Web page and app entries
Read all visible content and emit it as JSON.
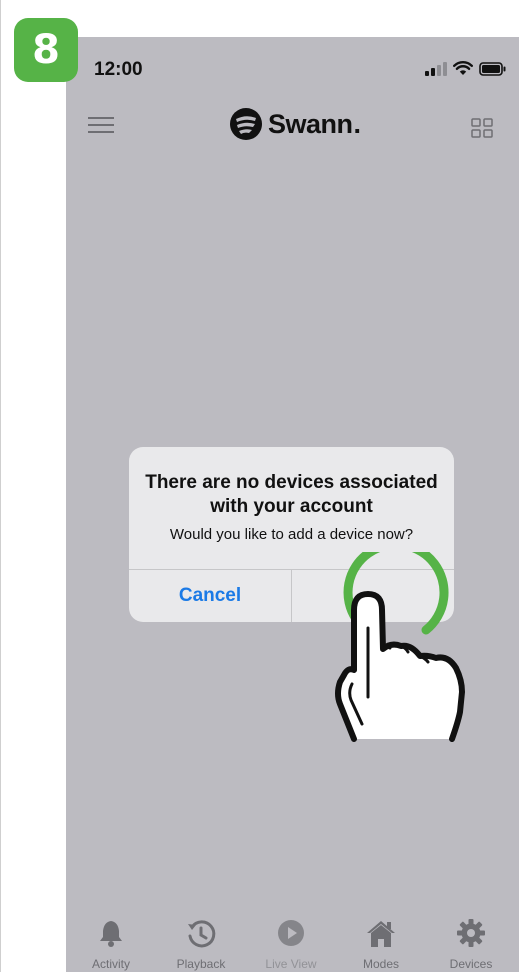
{
  "step": {
    "number": "8"
  },
  "status_bar": {
    "time": "12:00",
    "icons": [
      "signal-icon",
      "wifi-icon",
      "battery-icon"
    ]
  },
  "header": {
    "brand": "Swann",
    "brand_suffix": ".",
    "left_icon": "menu-icon",
    "right_icon": "grid-view-icon"
  },
  "dialog": {
    "title": "There are no devices associated with your account",
    "message": "Would you like to add a device now?",
    "cancel_label": "Cancel",
    "confirm_label": "",
    "accent_color": "#1b7ae6"
  },
  "overlay": {
    "gesture": "tap-hand-icon",
    "highlight_color": "#56b347"
  },
  "tab_bar": {
    "items": [
      {
        "label": "Activity",
        "icon": "bell-icon"
      },
      {
        "label": "Playback",
        "icon": "history-icon"
      },
      {
        "label": "Live View",
        "icon": "play-circle-icon"
      },
      {
        "label": "Modes",
        "icon": "home-icon"
      },
      {
        "label": "Devices",
        "icon": "gear-icon"
      }
    ]
  }
}
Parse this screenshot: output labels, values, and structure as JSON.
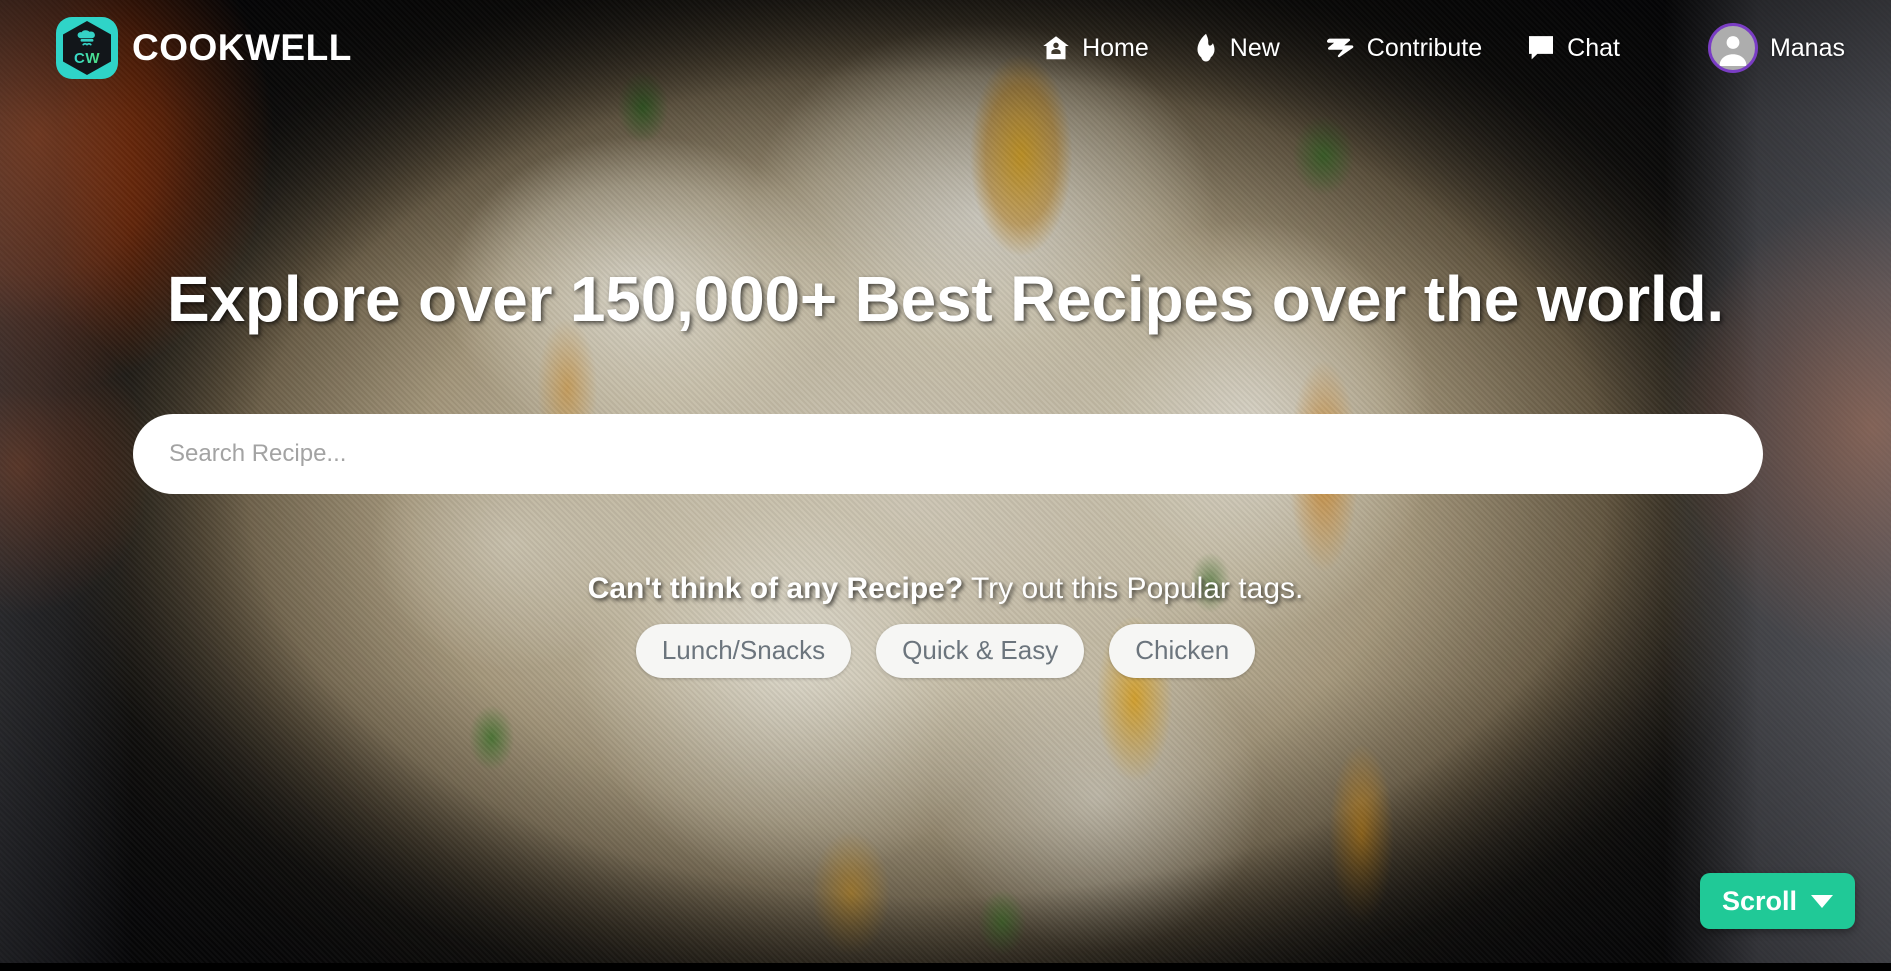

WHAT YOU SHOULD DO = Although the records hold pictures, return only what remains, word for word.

OUTPUT FOR THIS EXERCISE =
Read all visible content and emit it as JSON.
{
  "step": {
    "number": "8"
  },
  "status_bar": {
    "time": "12:00",
    "icons": [
      "signal-icon",
      "wifi-icon",
      "battery-icon"
    ]
  },
  "header": {
    "brand": "Swann",
    "brand_suffix": ".",
    "left_icon": "menu-icon",
    "right_icon": "grid-view-icon"
  },
  "dialog": {
    "title": "There are no devices associated with your account",
    "message": "Would you like to add a device now?",
    "cancel_label": "Cancel",
    "confirm_label": "",
    "accent_color": "#1b7ae6"
  },
  "overlay": {
    "gesture": "tap-hand-icon",
    "highlight_color": "#56b347"
  },
  "tab_bar": {
    "items": [
      {
        "label": "Activity",
        "icon": "bell-icon"
      },
      {
        "label": "Playback",
        "icon": "history-icon"
      },
      {
        "label": "Live View",
        "icon": "play-circle-icon"
      },
      {
        "label": "Modes",
        "icon": "home-icon"
      },
      {
        "label": "Devices",
        "icon": "gear-icon"
      }
    ]
  }
}
Parse this screenshot: output labels, values, and structure as JSON.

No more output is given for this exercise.